In this Quackcast we tackle the topic of fandom. Fandoms can be interesting, fun, helpful, fascinating, inspiring, or even bizarre and disturbing. Fandoms are frequently great resources for information about their subject and can really enrich your experience of whatever you're into. Fandoms are also a hotbed of creative energy- some of our most iconic literature was written by people who started out as ardent fans- even the great H.P. Lovecraft was part of a fandom of Gothic horror fiction along with fellow writers Robert Bloch, Clark Ashton Smith, and Robert E. Howard. These highly influential writers were influenced by such greats as Arthur Machen, Robert W. Chambers, Edgar Allen Poe, and Lord Dunsany to name a few.
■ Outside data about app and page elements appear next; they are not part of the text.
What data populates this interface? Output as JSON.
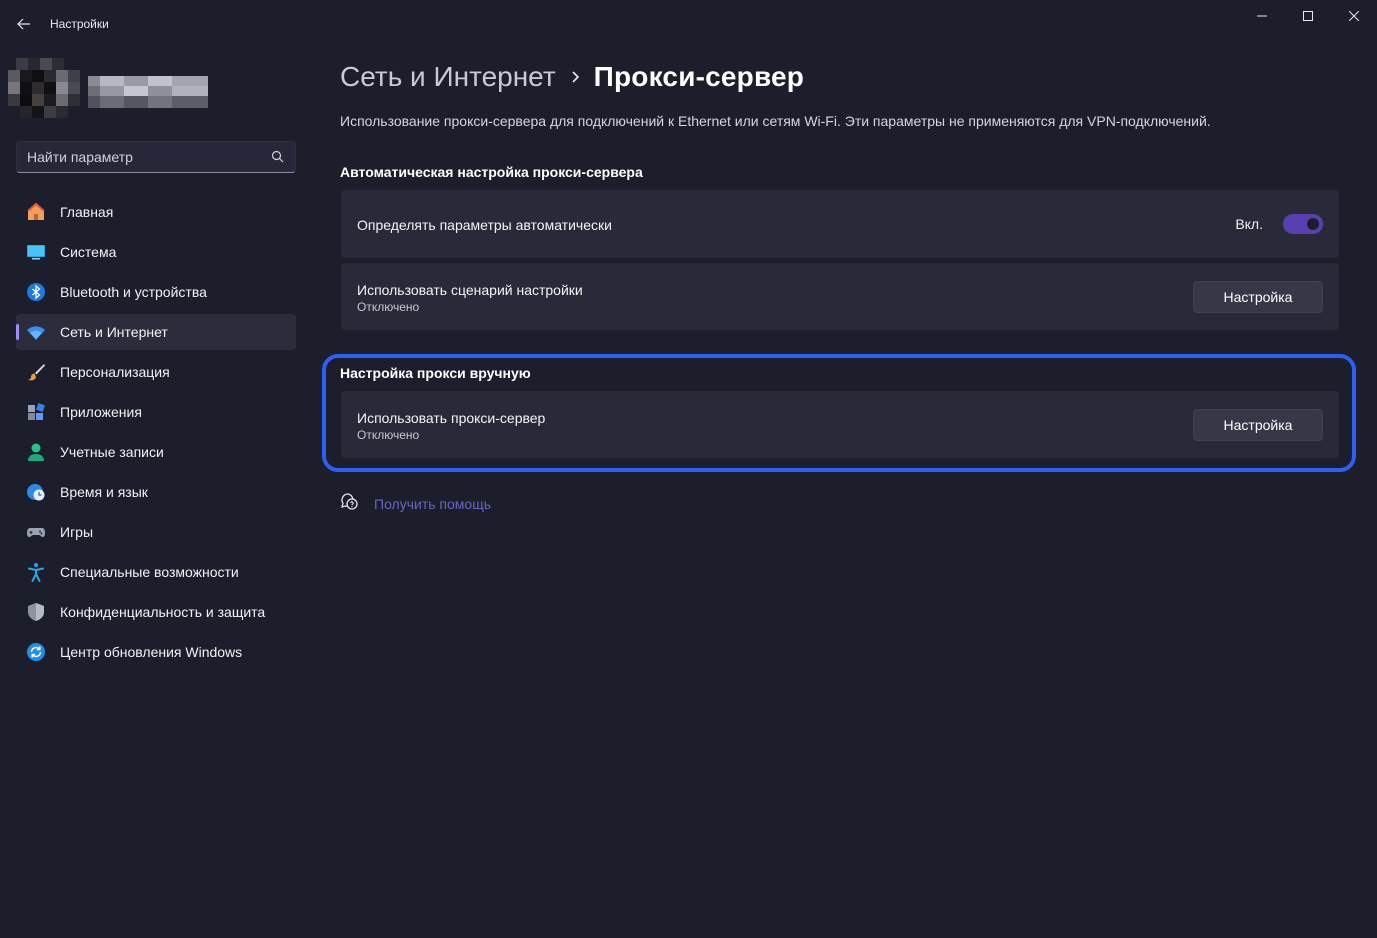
{
  "window": {
    "title": "Настройки",
    "controls": [
      "minimize-icon",
      "maximize-icon",
      "close-icon"
    ]
  },
  "sidebar": {
    "search": {
      "placeholder": "Найти параметр",
      "value": ""
    },
    "items": [
      {
        "label": "Главная",
        "icon": "home-icon",
        "active": false
      },
      {
        "label": "Система",
        "icon": "monitor-icon",
        "active": false
      },
      {
        "label": "Bluetooth и устройства",
        "icon": "bluetooth-icon",
        "active": false
      },
      {
        "label": "Сеть и Интернет",
        "icon": "wifi-icon",
        "active": true
      },
      {
        "label": "Персонализация",
        "icon": "brush-icon",
        "active": false
      },
      {
        "label": "Приложения",
        "icon": "apps-icon",
        "active": false
      },
      {
        "label": "Учетные записи",
        "icon": "user-icon",
        "active": false
      },
      {
        "label": "Время и язык",
        "icon": "globe-clock-icon",
        "active": false
      },
      {
        "label": "Игры",
        "icon": "gamepad-icon",
        "active": false
      },
      {
        "label": "Специальные возможности",
        "icon": "accessibility-icon",
        "active": false
      },
      {
        "label": "Конфиденциальность и защита",
        "icon": "shield-icon",
        "active": false
      },
      {
        "label": "Центр обновления Windows",
        "icon": "update-icon",
        "active": false
      }
    ]
  },
  "main": {
    "breadcrumb": {
      "parent": "Сеть и Интернет",
      "current": "Прокси-сервер"
    },
    "description": "Использование прокси-сервера для подключений к Ethernet или сетям Wi-Fi. Эти параметры не применяются для VPN-подключений.",
    "auto_section": {
      "title": "Автоматическая настройка прокси-сервера",
      "detect": {
        "label": "Определять параметры автоматически",
        "toggle_text": "Вкл.",
        "on": true
      },
      "script": {
        "label": "Использовать сценарий настройки",
        "status": "Отключено",
        "button": "Настройка"
      }
    },
    "manual_section": {
      "title": "Настройка прокси вручную",
      "proxy": {
        "label": "Использовать прокси-сервер",
        "status": "Отключено",
        "button": "Настройка"
      }
    },
    "help": {
      "label": "Получить помощь"
    }
  },
  "colors": {
    "background": "#1c1e2b",
    "card": "#282a39",
    "accent": "#5a3fb0",
    "highlight": "#2f5ef5",
    "link": "#6b63c4"
  }
}
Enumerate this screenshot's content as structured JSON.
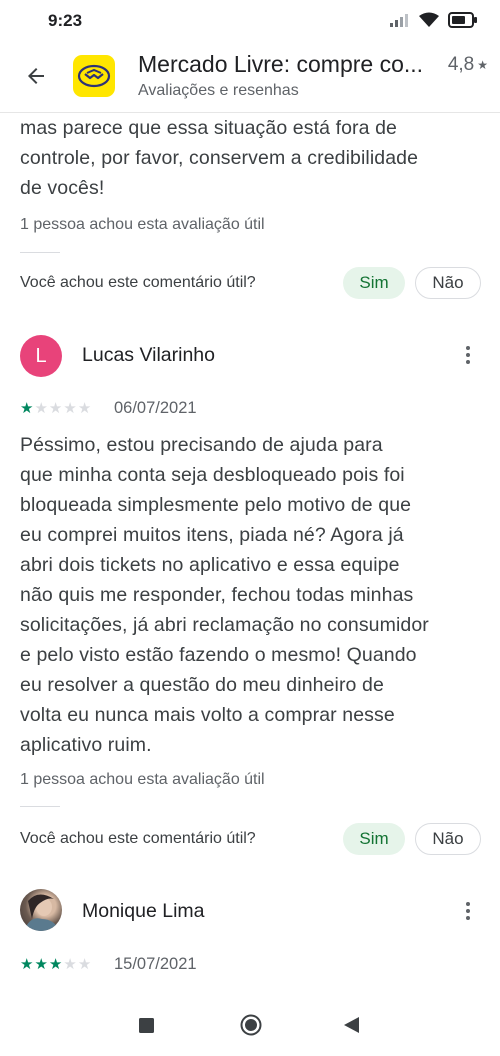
{
  "status_bar": {
    "time": "9:23"
  },
  "header": {
    "app_title": "Mercado Livre: compre co...",
    "subtitle": "Avaliações e resenhas",
    "rating": "4,8",
    "rating_star": "★"
  },
  "previous_review": {
    "text_lines": [
      "mas parece que essa situação está fora de",
      "controle, por favor, conservem a credibilidade",
      "de vocês!"
    ],
    "helpful_count": "1 pessoa achou esta avaliação útil",
    "question": "Você achou este comentário útil?",
    "yes_label": "Sim",
    "no_label": "Não"
  },
  "review_1": {
    "avatar_letter": "L",
    "avatar_color": "#e8437a",
    "name": "Lucas Vilarinho",
    "stars": 1,
    "date": "06/07/2021",
    "text_lines": [
      "Péssimo, estou precisando de ajuda para",
      "que minha conta seja desbloqueado pois foi",
      "bloqueada simplesmente pelo motivo de que",
      "eu comprei muitos itens, piada né? Agora já",
      "abri dois tickets no aplicativo e essa equipe",
      "não quis me responder, fechou todas minhas",
      "solicitações, já abri reclamação no consumidor",
      "e pelo visto estão fazendo o mesmo! Quando",
      "eu resolver a questão do meu dinheiro de",
      "volta eu nunca mais volto a comprar nesse",
      "aplicativo ruim."
    ],
    "helpful_count": "1 pessoa achou esta avaliação útil",
    "question": "Você achou este comentário útil?",
    "yes_label": "Sim",
    "no_label": "Não"
  },
  "review_2": {
    "name": "Monique Lima",
    "stars": 3,
    "date": "15/07/2021"
  },
  "colors": {
    "star_on": "#01875f",
    "star_off": "#dadce0",
    "yes_bg": "#e6f4ea",
    "yes_text": "#137333",
    "logo_bg": "#FFE600"
  }
}
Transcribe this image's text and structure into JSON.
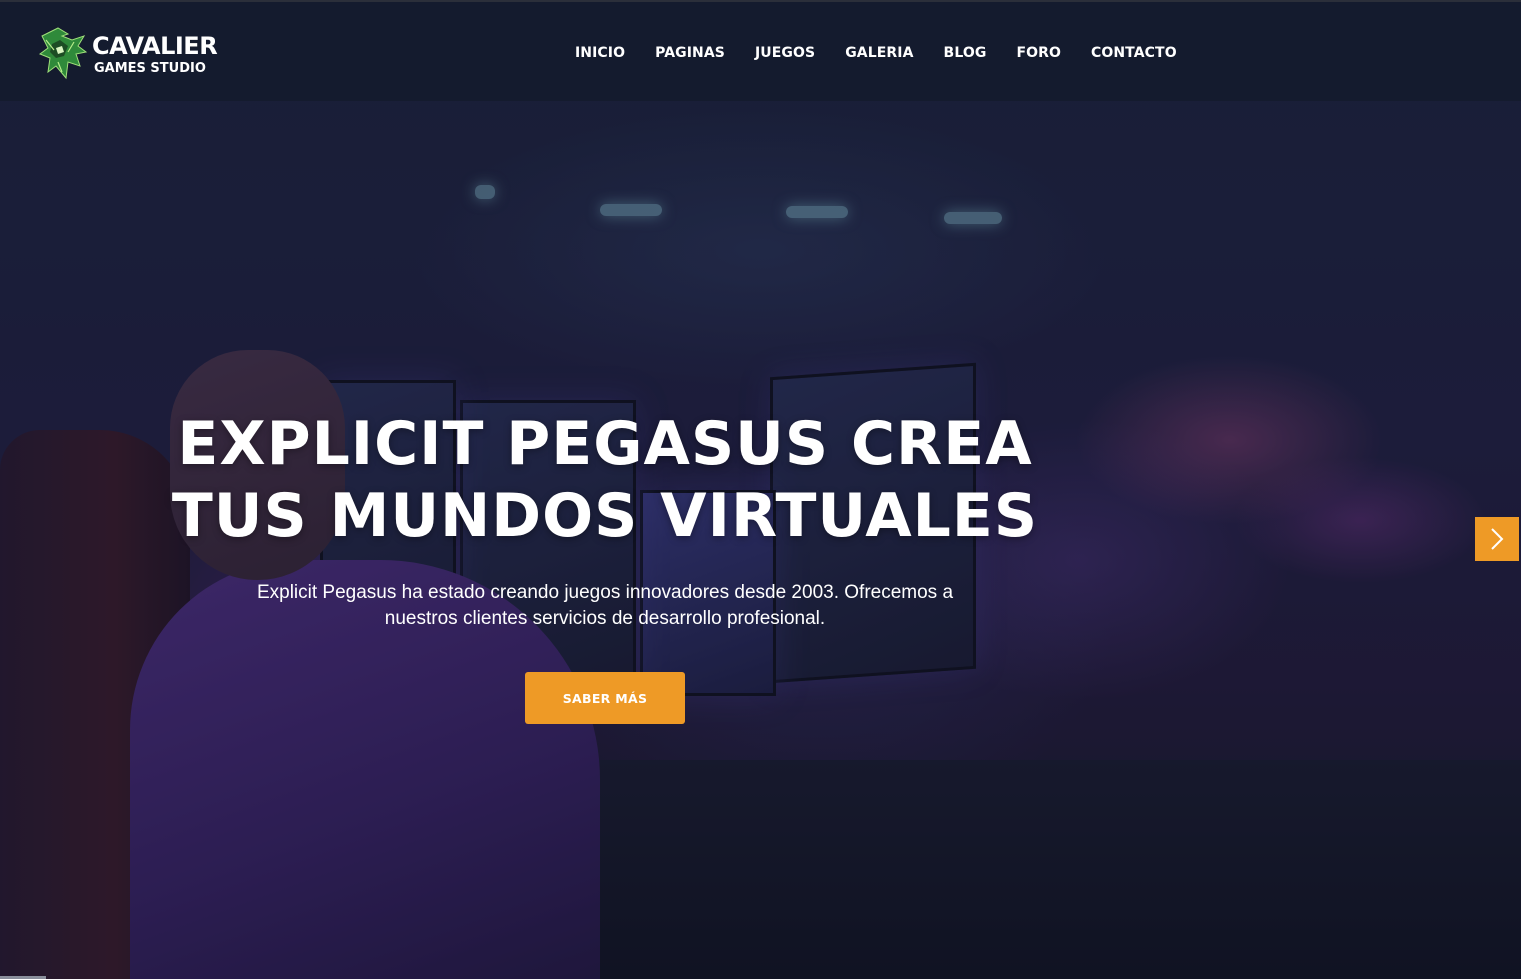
{
  "brand": {
    "name": "CAVALIER",
    "subtitle": "GAMES STUDIO",
    "logo_icon": "dragon-head-icon"
  },
  "nav": {
    "items": [
      {
        "label": "INICIO"
      },
      {
        "label": "PAGINAS"
      },
      {
        "label": "JUEGOS"
      },
      {
        "label": "GALERIA"
      },
      {
        "label": "BLOG"
      },
      {
        "label": "FORO"
      },
      {
        "label": "CONTACTO"
      }
    ]
  },
  "hero": {
    "title_line1": "EXPLICIT PEGASUS CREA",
    "title_line2": "TUS MUNDOS VIRTUALES",
    "description": "Explicit Pegasus ha estado creando juegos innovadores desde 2003. Ofrecemos a nuestros clientes servicios de desarrollo profesional.",
    "cta_label": "SABER MÁS",
    "next_icon": "chevron-right-icon"
  },
  "colors": {
    "accent": "#ee9a26",
    "header_bg": "#141b2d",
    "text": "#ffffff"
  }
}
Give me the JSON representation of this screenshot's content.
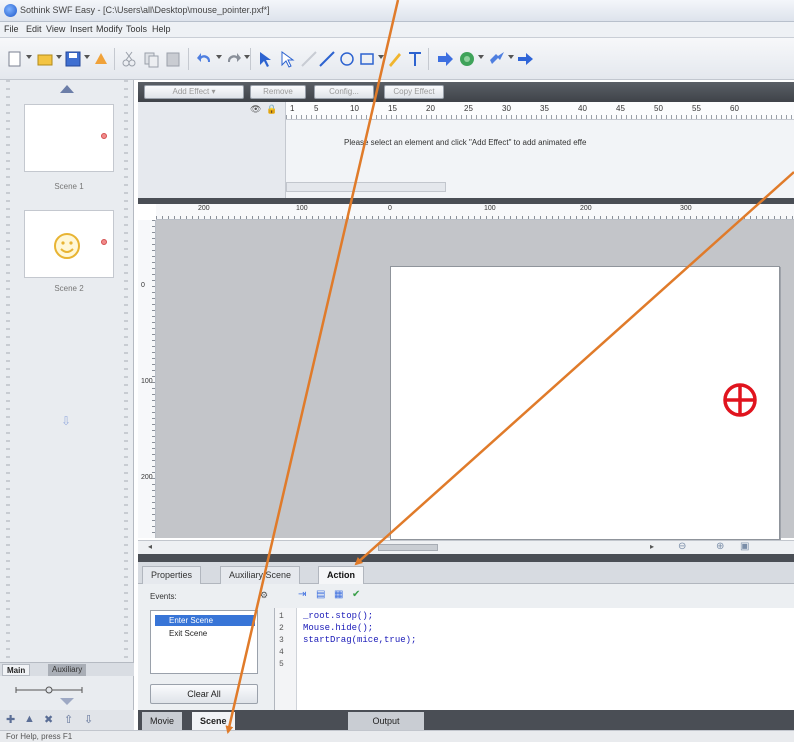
{
  "window": {
    "title": "Sothink SWF Easy - [C:\\Users\\all\\Desktop\\mouse_pointer.pxf*]"
  },
  "menu": [
    "File",
    "Edit",
    "View",
    "Insert",
    "Modify",
    "Tools",
    "Help"
  ],
  "toolbar": {
    "icons": [
      "new-icon",
      "open-icon",
      "save-icon",
      "publish-icon",
      "cut-icon",
      "copy-icon",
      "paste-icon",
      "undo-icon",
      "redo-icon",
      "select-tool-icon",
      "subselect-tool-icon",
      "line-tool-icon",
      "curve-tool-icon",
      "oval-tool-icon",
      "rectangle-tool-icon",
      "pencil-tool-icon",
      "text-tool-icon",
      "play-icon",
      "browser-preview-icon",
      "export-icon",
      "test-icon"
    ]
  },
  "scenes": {
    "items": [
      {
        "label": "Scene 1"
      },
      {
        "label": "Scene 2"
      }
    ]
  },
  "left_panel": {
    "tabs": [
      "Main",
      "Auxiliary"
    ],
    "active_tab": "Main"
  },
  "effects": {
    "buttons": {
      "add_effect": "Add Effect",
      "remove": "Remove",
      "config": "Config...",
      "copy_effect": "Copy Effect"
    },
    "ruler_labels": [
      "1",
      "5",
      "10",
      "15",
      "20",
      "25",
      "30",
      "35",
      "40",
      "45",
      "50",
      "55",
      "60"
    ],
    "hint": "Please select an element and click \"Add Effect\" to add animated effe"
  },
  "stage": {
    "h_ruler_labels": [
      "200",
      "100",
      "0",
      "100",
      "200",
      "300"
    ],
    "v_ruler_labels": [
      "0",
      "100",
      "200"
    ],
    "canvas_object": "crosshair-cursor",
    "accent_color": "#e0141e"
  },
  "bottom_tabs": {
    "items": [
      "Properties",
      "Auxiliary Scene",
      "Action"
    ],
    "active": "Action"
  },
  "action_panel": {
    "events_label": "Events:",
    "events": [
      "Enter Scene",
      "Exit Scene"
    ],
    "selected_event": "Enter Scene",
    "clear_all": "Clear All",
    "code_lines": [
      "_root.stop();",
      "Mouse.hide();",
      "startDrag(mice,true);",
      "",
      ""
    ],
    "line_numbers": [
      "1",
      "2",
      "3",
      "4",
      "5"
    ]
  },
  "dock_tabs": {
    "items": [
      "Movie",
      "Scene",
      "Output"
    ],
    "active": "Scene"
  },
  "status": {
    "text": "For Help, press F1"
  },
  "annotation": {
    "arrow_color": "#e07b2a"
  }
}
And of course Lovecraft and his group went to to influence legions of fans who changed the face of 20th century pop culture. Looking at fandoms gives a cultural roadmap so we can follow influences, where ideas originated, how they changed, how pop-culture was created, and more importantly: they give us great clues about what other stuff we might like to read! No music this week I'm afraid. Mr Gunwallace is dealing with the fallout from a huge earthquake in his native New Zealand.
Jul 11, 2016
Our very own heavily mutated Pitface put up a guest post about her fellow mutants, filling in for HippieVan while Hippy is away fighting the mutants in Japan wearing a tie-dyed sailor suit and riding a Volkswagen battle mecha, as you do in Japan… anyway, as a member of the anti-mutant police force, I had to drag in Pit for questioning! And that's what we did for this Quackcast. Banes and I interrogate Pit on the subject of mutants! Mutants are a forgotten race at the moment: Mutants are the zombies of SciFi in a way; a mob of anonymous monstrous minions who exist to menace the heroes and be gunned down in their thousands. But they're also so much more… Unlike zombies, mutants have a lot more personality and humanity, they can also be far more demonic and revolting than any zombie, they can be any shape, size of configuration. Mutants are so much scarier and adaptable than mere zombies, because unlike zombies they're not always degrading and falling apart, no, mutants are evolving constantly, they can get larger, gorier and more terrifying, i.e. The Thing. For mutant pathos witness the Mars mutants in the original Total Recall: There's a man with a baby in his chest and we feel for him and respect him. We have superhero mutants too in the form of the X-men. Can't forget them! But remember also that “mutants” are also a very real thing in this world, unlike zombies, in fact we are ALL mutants in one way or another, not just those special people with a conjoined twin or extra nipples or genitals or whatever, all of us have our own exciting DNA variation! I have a big nose, crooked lower teeth and pasty white skin myself, I'm practically a Morlock. So what is YOUR “mutation”?